Article

Pullan, Richard Popplewell  

(b Knaresborough, March 27, 1825; d Brighton, April 30, 1888).

English architect and archaeologist. He trained as an architect, and maintained a reputable practice in London alongside his archaeological expeditions. From 1854 he made numerous journeys to the East, notably as architect attached to the expedition sent in 1856 to survey the recently excavated Mausoleum at Halikarnassos. He assisted Charles Newton in documenting the excavations and in restoring the Mausoleum; their reports were published in 1862–3. Afterwards he was employed by the Society of Dilettanti on similar investigations. Between 1862 and 1869 he excavated the site of the Temple of Bacchus at Teos, the remains of the Temple of Apollo Smintheus at the village of Gülpinar in Turkey and the Temple of Minerva at Priene. During his visits to the East, Pullan also made studies of the Byzantine churches in Greece and Asia Minor and visited Thessaloniki with the specific aim of researching the Byzantine remains there. A carefully documented survey of his findings was published with material collected by ...

Article

Rallis, Theodoros  

Greek, 19th – 20th century, male.

Born 16 February 1852, in Istanbul, Turkey; died 2 October 1909, in Lausanne, Switzerland.

Painter, watercolourist, draughtsman. Genre scenes, portraits, local figures, architectural subjects, interiors with figures, animals.

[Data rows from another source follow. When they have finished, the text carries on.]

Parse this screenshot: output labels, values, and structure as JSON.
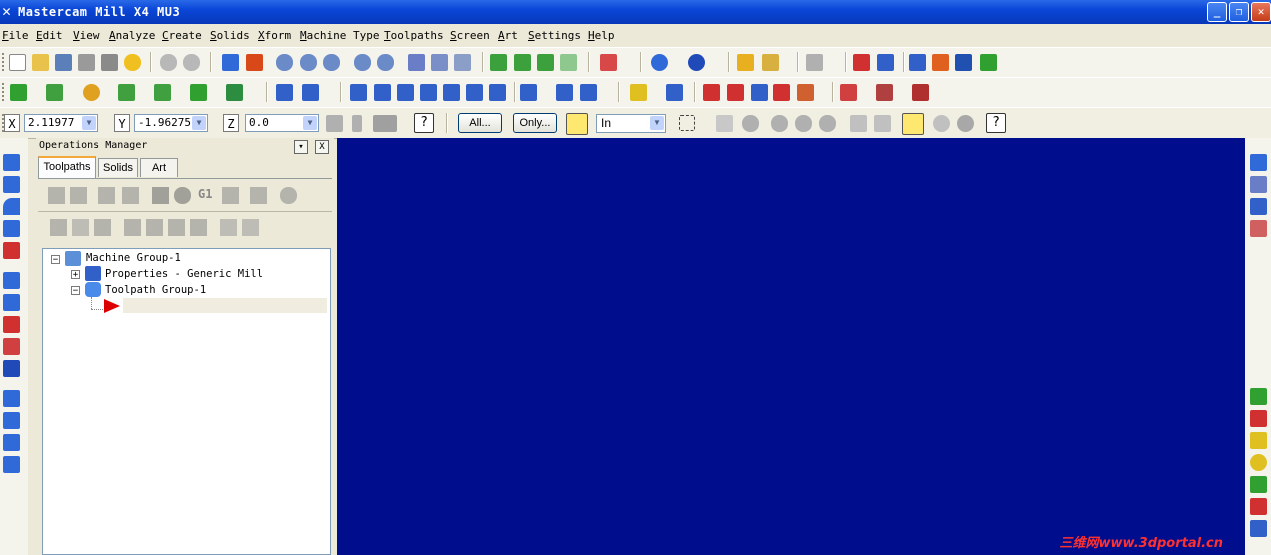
{
  "window": {
    "title": "Mastercam Mill X4 MU3",
    "minimize_glyph": "_",
    "maximize_glyph": "❐",
    "close_glyph": "✕"
  },
  "menu": [
    "File",
    "Edit",
    "View",
    "Analyze",
    "Create",
    "Solids",
    "Xform",
    "Machine Type",
    "Toolpaths",
    "Screen",
    "Art",
    "Settings",
    "Help"
  ],
  "coordinates": {
    "x_label": "X",
    "x_value": "2.11977",
    "y_label": "Y",
    "y_value": "-1.96275",
    "z_label": "Z",
    "z_value": "0.0"
  },
  "selection": {
    "all_label": "All...",
    "only_label": "Only...",
    "unit_value": "In"
  },
  "operations_manager": {
    "title": "Operations Manager",
    "pin_glyph": "▾",
    "close_glyph": "X",
    "tabs": [
      "Toolpaths",
      "Solids",
      "Art"
    ],
    "toolbar_g1_label": "G1",
    "tree": {
      "machine_group": "Machine Group-1",
      "properties": "Properties - Generic Mill",
      "toolpath_group": "Toolpath Group-1"
    }
  },
  "viewport": {
    "background_color": "#000d8d",
    "watermark": "三维网www.3dportal.cn"
  },
  "colors": {
    "titlebar": "#0a46d8",
    "insert_arrow": "#dd0000"
  }
}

Theodoros Rallis (Théodore Jacques Ralli) studied in Paris under Gérôme and Lecomte du Nouy and at the École des Beaux-Arts. He travelled widely in the Middle East and North Africa, finding many sources of inspiration. He exhibited first in 1875 at the Paris Salon, and subsequently at the Salon des Artistes Français, of which he was a member. He received an honourable mention in 1885 and a silver medal in 1889 for the Exposition Universelle, and served as a member of the jury for the 1900 Exposition Universelle. He also exhibited at the Royal Academy in London from 1879. He was made a Chevalier of the Légion d'Honneur in 1901....